App and web page records:
::::
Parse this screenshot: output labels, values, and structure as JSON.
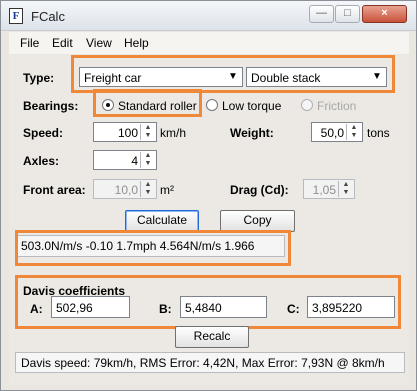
{
  "window": {
    "title": "FCalc",
    "controls": [
      "minimize",
      "maximize",
      "close"
    ]
  },
  "menu": [
    "File",
    "Edit",
    "View",
    "Help"
  ],
  "type": {
    "label": "Type:",
    "vehicle": "Freight car",
    "subtype": "Double stack"
  },
  "bearings": {
    "label": "Bearings:",
    "options": [
      "Standard roller",
      "Low torque",
      "Friction"
    ],
    "selected": "Standard roller"
  },
  "speed": {
    "label": "Speed:",
    "value": "100",
    "unit": "km/h"
  },
  "weight": {
    "label": "Weight:",
    "value": "50,0",
    "unit": "tons"
  },
  "axles": {
    "label": "Axles:",
    "value": "4"
  },
  "front_area": {
    "label": "Front area:",
    "value": "10,0",
    "unit": "m²"
  },
  "drag": {
    "label": "Drag (Cd):",
    "value": "1,05"
  },
  "buttons": {
    "calculate": "Calculate",
    "copy": "Copy",
    "recalc": "Recalc"
  },
  "result": "503.0N/m/s  -0.10  1.7mph  4.564N/m/s  1.966",
  "davis": {
    "title": "Davis coefficients",
    "a_label": "A:",
    "a_value": "502,96",
    "b_label": "B:",
    "b_value": "5,4840",
    "c_label": "C:",
    "c_value": "3,895220"
  },
  "status": "Davis speed: 79km/h,  RMS Error: 4,42N,  Max Error: 7,93N @ 8km/h",
  "colors": {
    "highlight": "#f0883a",
    "title_icon": "#1b3d9a",
    "window_bg": "#eae7e1"
  }
}
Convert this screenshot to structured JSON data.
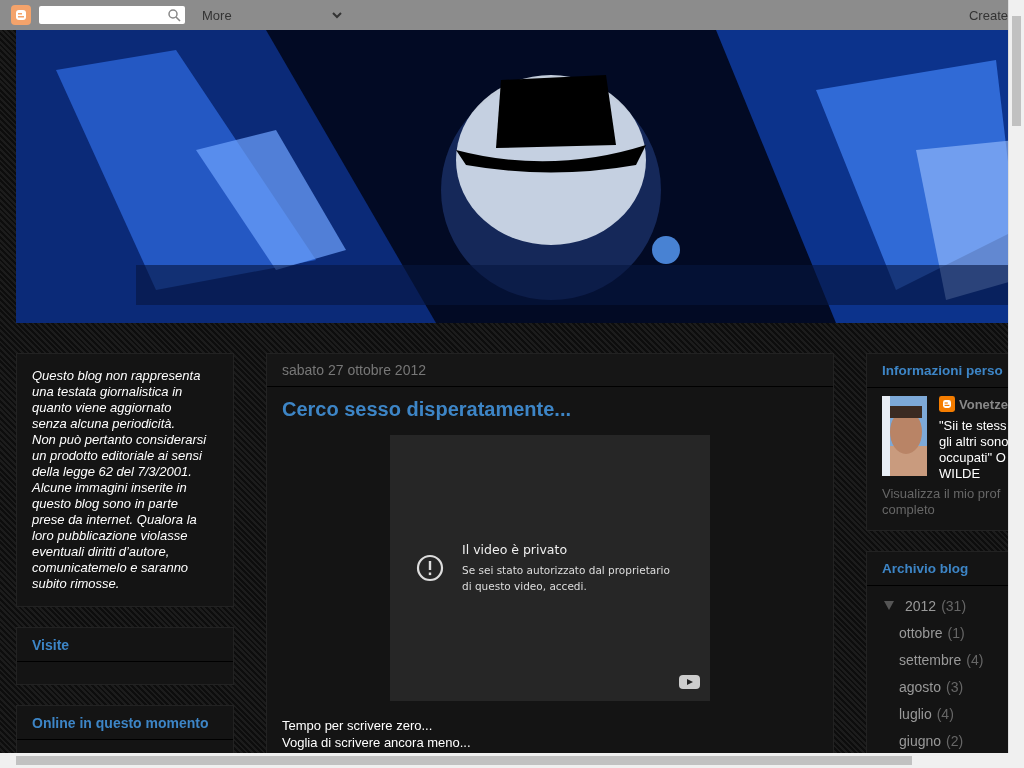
{
  "navbar": {
    "more": "More",
    "create": "Create"
  },
  "sidebar_left": [
    {
      "kind": "text",
      "paragraphs": [
        "Questo blog non rappresenta una testata giornalistica in quanto viene aggiornato senza alcuna periodicità.",
        "Non può pertanto considerarsi un prodotto editoriale ai sensi della legge 62 del 7/3/2001.",
        "Alcune immagini inserite in questo blog sono in parte prese da internet. Qualora la loro pubblicazione violasse eventuali diritti d’autore, comunicatemelo e saranno subito rimosse."
      ]
    },
    {
      "kind": "widget",
      "title": "Visite"
    },
    {
      "kind": "widget",
      "title": "Online in questo momento"
    }
  ],
  "post": {
    "date": "sabato 27 ottobre 2012",
    "title": "Cerco sesso disperatamente...",
    "video": {
      "title": "Il video è privato",
      "message": "Se sei stato autorizzato dal proprietario di questo video, accedi."
    },
    "body": [
      "Tempo per scrivere zero...",
      "Voglia di scrivere ancora meno..."
    ]
  },
  "sidebar_right": {
    "profile": {
      "title": "Informazioni perso",
      "name": "Vonetze",
      "quote_lines": [
        "\"Sii te stess",
        "gli altri sono",
        "occupati\" O",
        "WILDE"
      ],
      "link_lines": [
        "Visualizza il mio prof",
        "completo"
      ]
    },
    "archive": {
      "title": "Archivio blog",
      "years": [
        {
          "year": "2012",
          "count": "(31)",
          "expanded": true,
          "months": [
            {
              "name": "ottobre",
              "count": "(1)"
            },
            {
              "name": "settembre",
              "count": "(4)"
            },
            {
              "name": "agosto",
              "count": "(3)"
            },
            {
              "name": "luglio",
              "count": "(4)"
            },
            {
              "name": "giugno",
              "count": "(2)"
            }
          ]
        }
      ]
    }
  }
}
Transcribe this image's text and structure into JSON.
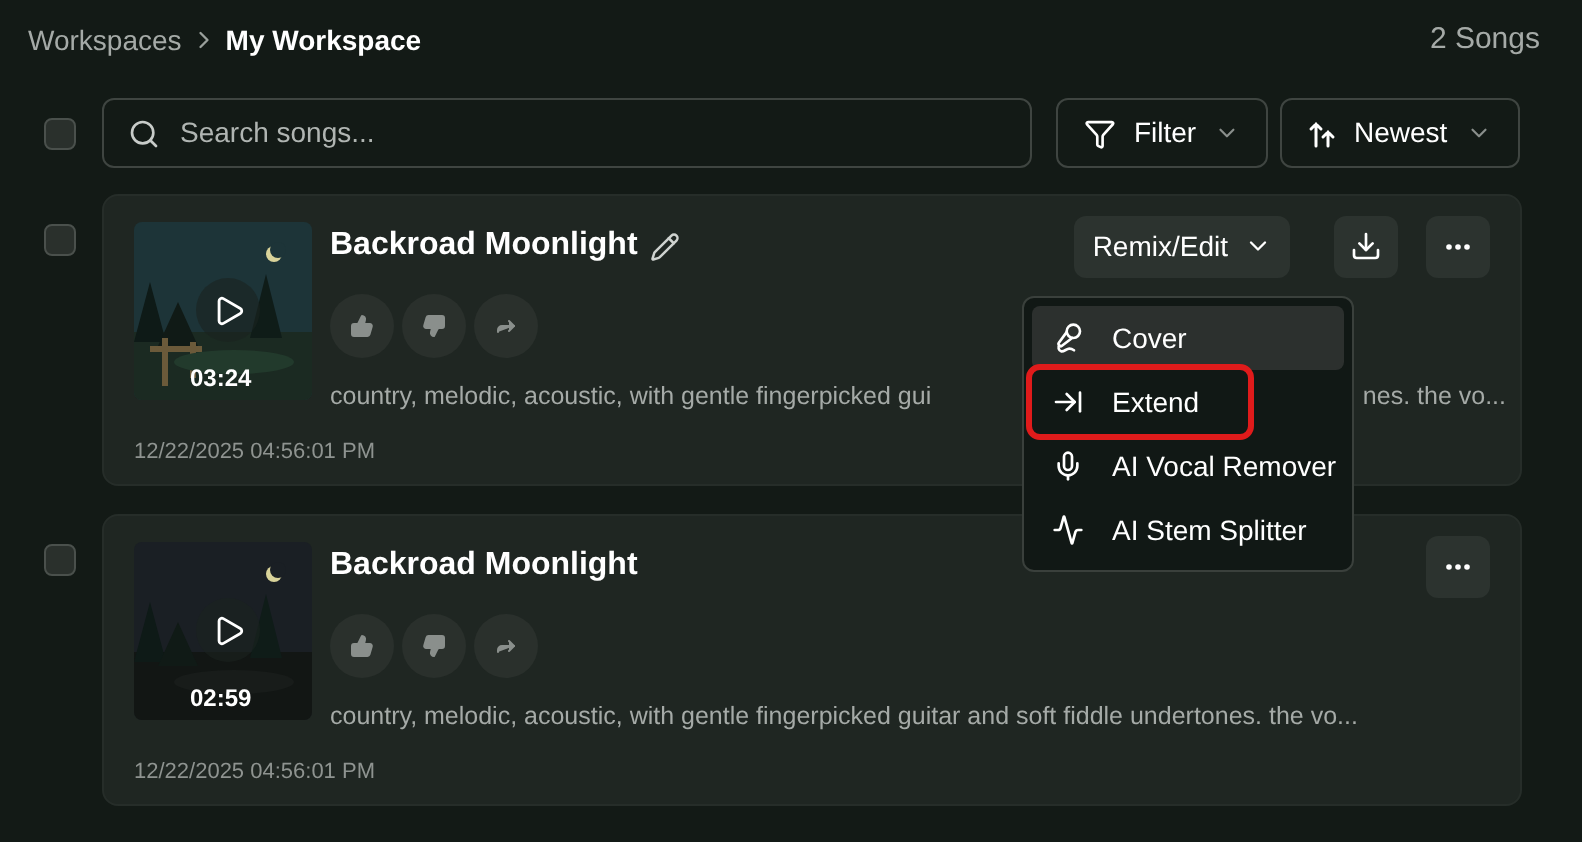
{
  "breadcrumb": {
    "items": [
      "Workspaces",
      "My Workspace"
    ],
    "count": "2 Songs"
  },
  "toolbar": {
    "select_all_checked": false,
    "search": {
      "placeholder": "Search songs..."
    },
    "filter": "Filter",
    "sort": "Newest"
  },
  "songs": [
    {
      "checked": false,
      "title": "Backroad Moonlight",
      "editable": true,
      "duration": "03:24",
      "description_parts": [
        "country, melodic, acoustic, with gentle fingerpicked gui",
        "nes. the vo..."
      ],
      "date": "12/22/2025 04:56:01 PM",
      "actions": [
        {
          "kind": "remix",
          "label": "Remix/Edit"
        },
        {
          "kind": "download"
        },
        {
          "kind": "more"
        }
      ],
      "menu": [
        {
          "kind": "cover",
          "label": "Cover",
          "hovered": true,
          "annotated": false
        },
        {
          "kind": "extend",
          "label": "Extend",
          "hovered": false,
          "annotated": true
        },
        {
          "kind": "vocal",
          "label": "AI Vocal Remover",
          "hovered": false,
          "annotated": false
        },
        {
          "kind": "stem",
          "label": "AI Stem Splitter",
          "hovered": false,
          "annotated": false
        }
      ]
    },
    {
      "checked": false,
      "title": "Backroad Moonlight",
      "editable": false,
      "duration": "02:59",
      "description_parts": [
        "country, melodic, acoustic, with gentle fingerpicked guitar and soft fiddle undertones. the vo..."
      ],
      "date": "12/22/2025 04:56:01 PM",
      "actions": [
        {
          "kind": "more"
        }
      ]
    }
  ]
}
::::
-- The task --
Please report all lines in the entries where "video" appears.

-- Completed task --
    "video": {
      "title": "Il video è privato",
      "message": "Se sei stato autorizzato dal proprietario di questo video, accedi."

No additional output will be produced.